The description and comparison of the legal environment, hospital demographics, pharmacy department data, drug dispensing processes and pharmacist activities in the two institutions.
The Centre hospitalier universitaire Sainte-Justine and Hôpital Robert Debré are similar with respect to their mission and general demographics; number of beds, annual hospital expenditures, number of admissions, visits and childbirths. The respective pharmacy departments differ in allocated resources. The main operational differences concern compounding, quality control programs and clinical activities. The French department also manages medical devices, medical gases, blood derivatives and the sterilisation unit. These comparisons highlight the more patient-oriented Canadian hospital pharmacy practice against the more product-oriented French hospital practice Factors contributing to these differences include academic curriculum, the attention paid to the legal environment by professional bodies, staffing patterns and culture.
There are differences between the hospital pharmacy practice in the studied hospitals in Canada and France. Hospital pharmacy practice in France seems to be more product oriented, and the practice in Canada seems more patient oriented.

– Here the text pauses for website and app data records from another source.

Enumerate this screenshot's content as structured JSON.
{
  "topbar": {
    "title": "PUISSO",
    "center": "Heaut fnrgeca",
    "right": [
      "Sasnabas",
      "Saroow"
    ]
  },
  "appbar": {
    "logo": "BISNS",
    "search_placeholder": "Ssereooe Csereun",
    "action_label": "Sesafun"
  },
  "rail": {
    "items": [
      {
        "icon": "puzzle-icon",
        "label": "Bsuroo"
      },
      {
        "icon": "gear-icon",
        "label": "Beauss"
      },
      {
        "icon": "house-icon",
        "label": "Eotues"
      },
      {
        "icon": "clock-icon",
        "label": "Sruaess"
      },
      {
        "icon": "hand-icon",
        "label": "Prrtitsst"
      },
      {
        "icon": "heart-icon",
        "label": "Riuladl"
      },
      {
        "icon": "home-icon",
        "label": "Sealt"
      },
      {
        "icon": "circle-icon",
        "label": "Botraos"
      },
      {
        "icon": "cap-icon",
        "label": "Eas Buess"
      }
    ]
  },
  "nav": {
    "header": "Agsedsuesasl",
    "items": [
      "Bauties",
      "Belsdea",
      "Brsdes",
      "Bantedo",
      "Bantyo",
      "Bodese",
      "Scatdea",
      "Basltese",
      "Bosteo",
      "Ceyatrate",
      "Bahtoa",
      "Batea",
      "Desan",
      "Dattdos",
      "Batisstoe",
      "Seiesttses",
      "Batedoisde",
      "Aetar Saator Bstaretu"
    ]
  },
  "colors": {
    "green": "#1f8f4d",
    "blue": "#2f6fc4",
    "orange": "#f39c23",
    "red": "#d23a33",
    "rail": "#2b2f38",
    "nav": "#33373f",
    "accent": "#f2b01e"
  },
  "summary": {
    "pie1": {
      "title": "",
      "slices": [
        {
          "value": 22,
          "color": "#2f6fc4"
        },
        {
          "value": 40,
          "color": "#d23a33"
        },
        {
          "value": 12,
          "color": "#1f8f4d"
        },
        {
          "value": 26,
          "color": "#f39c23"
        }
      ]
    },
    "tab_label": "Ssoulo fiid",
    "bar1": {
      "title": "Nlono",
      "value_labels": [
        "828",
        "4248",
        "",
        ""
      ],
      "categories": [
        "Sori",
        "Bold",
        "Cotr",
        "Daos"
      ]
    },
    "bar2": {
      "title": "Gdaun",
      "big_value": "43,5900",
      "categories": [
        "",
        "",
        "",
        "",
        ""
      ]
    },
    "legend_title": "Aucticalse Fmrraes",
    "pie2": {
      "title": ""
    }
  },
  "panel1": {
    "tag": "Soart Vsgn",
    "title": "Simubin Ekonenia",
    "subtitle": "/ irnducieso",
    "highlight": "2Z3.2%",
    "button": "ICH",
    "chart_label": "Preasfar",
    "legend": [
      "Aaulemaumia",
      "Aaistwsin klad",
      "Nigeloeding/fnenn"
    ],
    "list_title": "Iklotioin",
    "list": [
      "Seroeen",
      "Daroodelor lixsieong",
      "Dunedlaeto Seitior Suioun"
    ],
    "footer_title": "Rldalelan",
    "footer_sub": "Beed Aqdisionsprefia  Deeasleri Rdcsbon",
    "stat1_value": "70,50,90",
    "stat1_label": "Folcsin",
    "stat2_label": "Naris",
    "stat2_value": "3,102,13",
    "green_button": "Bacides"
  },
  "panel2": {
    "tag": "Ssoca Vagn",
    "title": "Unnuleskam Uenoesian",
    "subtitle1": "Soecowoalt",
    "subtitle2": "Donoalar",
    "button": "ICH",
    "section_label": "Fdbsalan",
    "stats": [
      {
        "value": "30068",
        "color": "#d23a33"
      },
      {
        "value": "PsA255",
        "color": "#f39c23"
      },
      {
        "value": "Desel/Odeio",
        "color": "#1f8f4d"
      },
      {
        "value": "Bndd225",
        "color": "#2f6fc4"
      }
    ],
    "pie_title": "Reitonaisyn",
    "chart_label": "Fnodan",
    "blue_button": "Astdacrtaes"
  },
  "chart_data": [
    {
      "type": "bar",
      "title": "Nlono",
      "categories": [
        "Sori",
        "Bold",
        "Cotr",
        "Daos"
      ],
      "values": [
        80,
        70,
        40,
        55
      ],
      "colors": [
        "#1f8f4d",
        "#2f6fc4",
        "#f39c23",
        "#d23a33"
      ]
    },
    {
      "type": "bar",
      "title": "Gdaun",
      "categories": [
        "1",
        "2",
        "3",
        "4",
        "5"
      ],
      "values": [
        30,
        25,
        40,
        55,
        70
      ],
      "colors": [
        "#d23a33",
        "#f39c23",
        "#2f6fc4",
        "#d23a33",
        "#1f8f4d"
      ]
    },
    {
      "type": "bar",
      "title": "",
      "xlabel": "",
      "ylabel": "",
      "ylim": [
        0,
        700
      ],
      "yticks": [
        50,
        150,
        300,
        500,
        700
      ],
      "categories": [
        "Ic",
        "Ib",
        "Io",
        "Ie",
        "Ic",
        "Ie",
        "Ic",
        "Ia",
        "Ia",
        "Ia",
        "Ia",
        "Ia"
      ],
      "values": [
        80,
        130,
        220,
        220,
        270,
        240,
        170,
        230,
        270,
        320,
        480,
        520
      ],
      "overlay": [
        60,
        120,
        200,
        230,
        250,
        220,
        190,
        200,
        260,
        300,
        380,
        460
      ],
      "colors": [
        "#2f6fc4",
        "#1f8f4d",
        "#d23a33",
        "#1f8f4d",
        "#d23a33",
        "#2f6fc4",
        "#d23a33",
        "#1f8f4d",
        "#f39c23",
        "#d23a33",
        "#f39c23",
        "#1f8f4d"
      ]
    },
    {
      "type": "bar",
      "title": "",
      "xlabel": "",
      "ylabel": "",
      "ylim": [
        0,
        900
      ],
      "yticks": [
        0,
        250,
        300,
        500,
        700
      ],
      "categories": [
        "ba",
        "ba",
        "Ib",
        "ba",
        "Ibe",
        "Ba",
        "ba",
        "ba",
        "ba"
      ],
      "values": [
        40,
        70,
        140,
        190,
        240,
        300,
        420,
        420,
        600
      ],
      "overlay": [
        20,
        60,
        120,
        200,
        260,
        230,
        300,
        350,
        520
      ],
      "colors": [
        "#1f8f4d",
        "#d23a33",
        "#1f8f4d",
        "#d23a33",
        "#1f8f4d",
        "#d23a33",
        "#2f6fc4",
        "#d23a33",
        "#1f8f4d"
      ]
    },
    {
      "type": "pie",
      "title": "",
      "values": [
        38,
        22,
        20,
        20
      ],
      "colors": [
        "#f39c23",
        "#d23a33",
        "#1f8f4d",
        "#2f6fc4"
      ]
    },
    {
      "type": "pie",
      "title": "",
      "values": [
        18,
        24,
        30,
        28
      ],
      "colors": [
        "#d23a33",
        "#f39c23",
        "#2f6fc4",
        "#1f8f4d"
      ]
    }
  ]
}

To examine the relationship of a comprehensive health care orientation process with a hospital's attractiveness.
Little is known about indicators of the employee orientation process that most likely explain a hospital organisation's attractiveness.
Empirical data collected from registered nurses (nÂ =Â 145) and physicians (nÂ =Â 37) working in two specialised hospital districts. A Naive Bayes Classification was applied to examine the comprehensive orientation process indicators that predict hospital's attractiveness.
The model was composed of five orientation process indicators: the contribution of the orientation process to nurses' and physicians' intention to stay; the defined responsibilities of the orientation process; interaction between newcomer and colleagues; responsibilities that are adapted for tasks; and newcomers' baseline knowledge assessment that should be done before the orientation phase.
The Naive Bayes Classification was used to explore employee orientation process and related indicators. The model constructed provides insight that can be used in designing and implementing the orientation process to promote the hospital organisation's attractiveness.
Managers should focus on developing fluently organised orientation practices based on the indicators that predict the hospital's attractiveness. For the purpose of personalised orientation, employees' baseline knowledge and competence level should be assessed before the orientation phase.
The purpose of this paper is to describe and explain a clinician-led improvement of a hip fracture care process in a university hospital, and to assess the results and factors helping and hindering change implementation.
The paper has a mixed methods case study design. Data collection was guided by a framework directing attention to the content and process of the change, its context and outcomes.
Using a multiprofessional project team, beneficial changes in the early parts of the care process were achieved, but inability to change surgical staff work practices meant that the original goal of operating patients within 24 hours was not reached. After three years, top management introduced a hospital-wide process improvement programme, which "took over" the responsibility for improving hip fracture care.
A clear vision why change is needed and what needs to be done, which is well communicated by a respected clinical leader, can motivate personnel, but other influences are also needed to bring about change. Without a plan agreed and supported by top management, changes are likely to be limited to parts of the process and improvements to patient care may be minimal. These and other findings may be applicable to similar situations in other services.
This case study is an illustration of both the strengths and the weaknesses of a "bottom-up, clinician-champion-led improvement initiative" in a complex university hospital.